Instructions to follow> Please retype the records below exactly, leaving out any pictures.

----- Material shown -----

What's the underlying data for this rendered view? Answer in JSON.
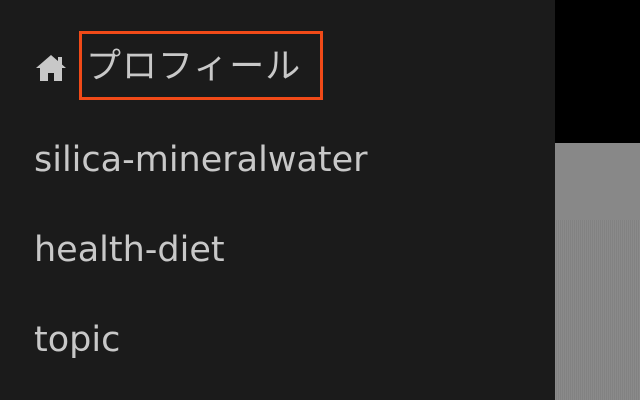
{
  "menu": {
    "items": [
      {
        "label": "プロフィール",
        "icon": "home-icon",
        "highlighted": true
      },
      {
        "label": "silica-mineralwater"
      },
      {
        "label": "health-diet"
      },
      {
        "label": "topic"
      }
    ]
  },
  "colors": {
    "drawer_bg": "#1b1b1b",
    "text": "#c8c8c8",
    "highlight_border": "#f04a18",
    "right_panel_top": "#000000",
    "right_panel_content": "#888888"
  }
}
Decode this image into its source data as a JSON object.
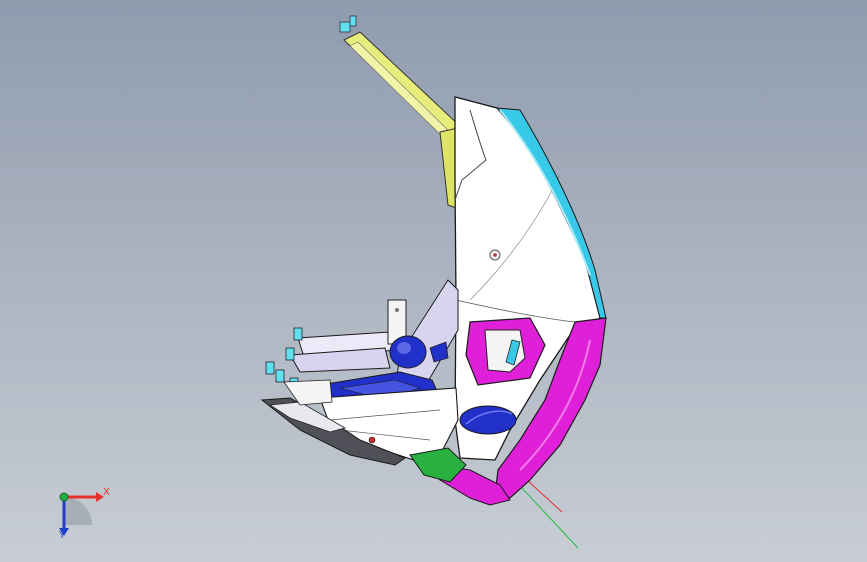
{
  "triad": {
    "x_label": "X",
    "y_label": "Y",
    "x_color": "#e8302a",
    "y_color": "#2040c8",
    "origin_color": "#20b040"
  },
  "model": {
    "palette": {
      "body": "#ffffff",
      "outline": "#1a1a1a",
      "edge_cyan": "#38c8e8",
      "edge_magenta": "#e020d8",
      "arm_yellow": "#e8ec7a",
      "accent_blue": "#2030c8",
      "lavender": "#d8d4f0",
      "green": "#28b040",
      "tab_cyan": "#60e0f0",
      "dark_part": "#505058"
    }
  },
  "reference_axes": {
    "red_color": "#e03030",
    "green_color": "#20c040"
  }
}
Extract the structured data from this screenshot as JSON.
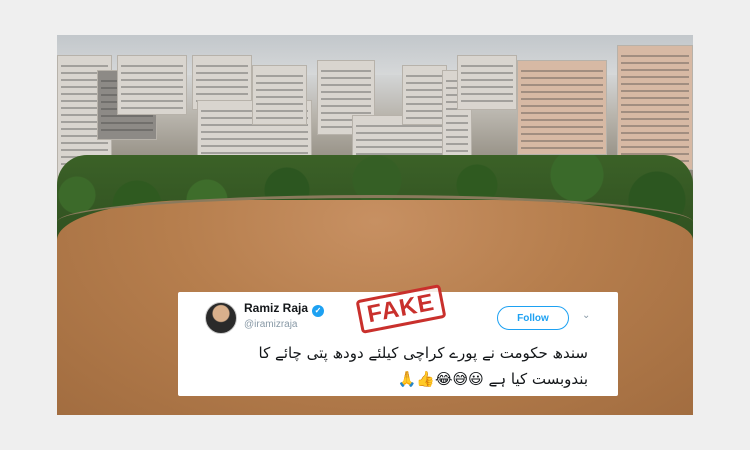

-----

Response area>
What's the underlying data for this rendered view? Answer in JSON.
{
  "menu": {
    "items": [
      {
        "label": "プロフィール",
        "icon": "home-icon",
        "highlighted": true
      },
      {
        "label": "silica-mineralwater"
      },
      {
        "label": "health-diet"
      },
      {
        "label": "topic"
      }
    ]
  },
  "colors": {
    "drawer_bg": "#1b1b1b",
    "text": "#c8c8c8",
    "highlight_border": "#f04a18",
    "right_panel_top": "#000000",
    "right_panel_content": "#888888"
  }
}
Decode this image into its source data as a JSON object.
{
  "triad": {
    "x_label": "X",
    "y_label": "Y",
    "x_color": "#e8302a",
    "y_color": "#2040c8",
    "origin_color": "#20b040"
  },
  "model": {
    "palette": {
      "body": "#ffffff",
      "outline": "#1a1a1a",
      "edge_cyan": "#38c8e8",
      "edge_magenta": "#e020d8",
      "arm_yellow": "#e8ec7a",
      "accent_blue": "#2030c8",
      "lavender": "#d8d4f0",
      "green": "#28b040",
      "tab_cyan": "#60e0f0",
      "dark_part": "#505058"
    }
  },
  "reference_axes": {
    "red_color": "#e03030",
    "green_color": "#20c040"
  }
}
Extract the structured data from this screenshot as JSON.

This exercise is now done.